The Walt Disney Company (DIS) is planning to shutter the United States operations of Hotstar—its streaming service aimed at the South Asian diaspora—in the next two years. Hotstar content, which includes live broadcasts of sports events and entertainment series, will be distributed between ESPN Plus and Hulu.1
Both networks are part of the Disney streaming services bundle. Existing Hotstar subscribers will be able to access the Disney bundle until the end of their subscription period and will have the option to renew into the Disney bundle after expiration. The Disney streaming bundle consists of Disney Plus, ESPN Plus, and Hulu. It costs $13.99 per month. Hotstar is available in the United States for $49.99 per year.
Disney has not provided an exact date to cease Hotstar’s operations in the United States, merely stating that it will stop functioning by late 2022. “The move from Hotstar, a premium brand for South Asian content, to ESPN Plus and Hulu in the U.S. expands upon the rich and diverse catalog of live events and stories delivered across the Disney bundle and provides a platform for South Asian content to reach broader audiences,” Disney stated while making the announcement. It did not reveal the number of Hotstar subscribers in the United States.
A Mixed Blessing for Disney
Launched in 2015, Hotstar was originally part of 21st Century Fox. It was owned by Star India and targeted toward overseas Indians.2 The service’s main audiences are in India and Southeast Asia, including Thailand and Malaysia. Hotstar became part of Disney after it acquired 21st Century Fox in 2019.3
The service has been a mixed blessing for Disney’s streaming bundle. On the one hand, it has bulked up overall streaming subscription numbers for Disney. Hotstar subscribers accounted for 40% of streaming audiences for Disney in the last quarter and were responsible for a majority of new additions during the second and third quarters this year.4
But the streaming service’s audiences in Asia pay much less than the average fees charged in more developed markets. As a result, Disney earns much less average revenue per user (ARPU) when Hotstar subscribers are taken into account. During the company’s latest earnings call, chief financial officer Christine McCarthy said that overall ARPU for streaming fell by $1.96 to $4.16 when Hotstar subscribers were taken into account.
Disney’s move in the United States will boost its subscriber figures for Hulu and ESPN Plus. The former already has a slate of fresh and existing content from Hollywood, and Hotstar’s Bollywood focus will help diversify its offerings for new audiences. It will also help Disney Plus compete with streaming behemoths like Netflix, Inc. (NFLX) and Amazon.com, Inc.’s (AMZN) Prime Video, which already offer movies and fresh content from South Asia.5

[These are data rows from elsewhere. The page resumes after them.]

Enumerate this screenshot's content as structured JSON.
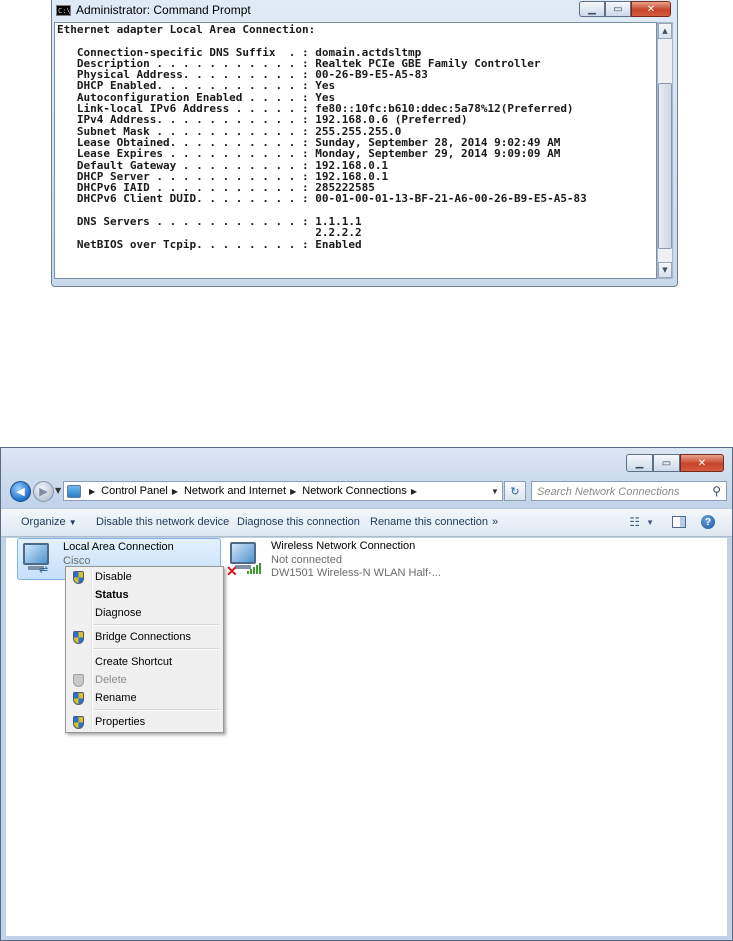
{
  "cmd": {
    "title": "Administrator: Command Prompt",
    "icon_text": "C:\\",
    "lines": [
      "Ethernet adapter Local Area Connection:",
      "",
      "   Connection-specific DNS Suffix  . : domain.actdsltmp",
      "   Description . . . . . . . . . . . : Realtek PCIe GBE Family Controller",
      "   Physical Address. . . . . . . . . : 00-26-B9-E5-A5-83",
      "   DHCP Enabled. . . . . . . . . . . : Yes",
      "   Autoconfiguration Enabled . . . . : Yes",
      "   Link-local IPv6 Address . . . . . : fe80::10fc:b610:ddec:5a78%12(Preferred)",
      "   IPv4 Address. . . . . . . . . . . : 192.168.0.6 (Preferred)",
      "   Subnet Mask . . . . . . . . . . . : 255.255.255.0",
      "   Lease Obtained. . . . . . . . . . : Sunday, September 28, 2014 9:02:49 AM",
      "   Lease Expires . . . . . . . . . . : Monday, September 29, 2014 9:09:09 AM",
      "   Default Gateway . . . . . . . . . : 192.168.0.1",
      "   DHCP Server . . . . . . . . . . . : 192.168.0.1",
      "   DHCPv6 IAID . . . . . . . . . . . : 285222585",
      "   DHCPv6 Client DUID. . . . . . . . : 00-01-00-01-13-BF-21-A6-00-26-B9-E5-A5-83",
      "",
      "   DNS Servers . . . . . . . . . . . : 1.1.1.1",
      "                                       2.2.2.2",
      "   NetBIOS over Tcpip. . . . . . . . : Enabled"
    ]
  },
  "explorer": {
    "breadcrumb": [
      "Control Panel",
      "Network and Internet",
      "Network Connections"
    ],
    "search_placeholder": "Search Network Connections",
    "toolbar": {
      "organize": "Organize",
      "disable": "Disable this network device",
      "diagnose": "Diagnose this connection",
      "rename": "Rename this connection",
      "more": "»"
    },
    "connections": [
      {
        "name": "Local Area Connection",
        "status": "Cisco",
        "device": ""
      },
      {
        "name": "Wireless Network Connection",
        "status": "Not connected",
        "device": "DW1501 Wireless-N WLAN Half-..."
      }
    ]
  },
  "context_menu": {
    "items": [
      {
        "label": "Disable",
        "icon": "shield-icon",
        "style": "normal"
      },
      {
        "label": "Status",
        "icon": "",
        "style": "bold"
      },
      {
        "label": "Diagnose",
        "icon": "",
        "style": "normal"
      },
      {
        "label": "Bridge Connections",
        "icon": "shield-icon",
        "style": "normal"
      },
      {
        "label": "Create Shortcut",
        "icon": "",
        "style": "normal"
      },
      {
        "label": "Delete",
        "icon": "shield-icon",
        "style": "disabled"
      },
      {
        "label": "Rename",
        "icon": "shield-icon",
        "style": "normal"
      },
      {
        "label": "Properties",
        "icon": "shield-icon",
        "style": "normal"
      }
    ]
  }
}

While it has reported an increase in the number of subscribers, ESPN Plus has been struggling to gain traction among sports fans and is considered a “companion app” for its linear cable counterpart.6 Even in earnings calls and news conferences, Disney CEO Bob Chapek has refused to put a timeline on migrating ESPN content from cable to streaming.7 With its slate of cricket programming and broadcast of cricketing extravaganzas like the Indian Premiere League (IPL), Hotstar content could provide a fresh spurt of growth and engagement for the sports network streaming operations.
Hulu had 42.8 million subscribers in the latest reported quarter from Disney. ESPN Plus reported 15 million subscribers, up 75% from a year ago. Investopedia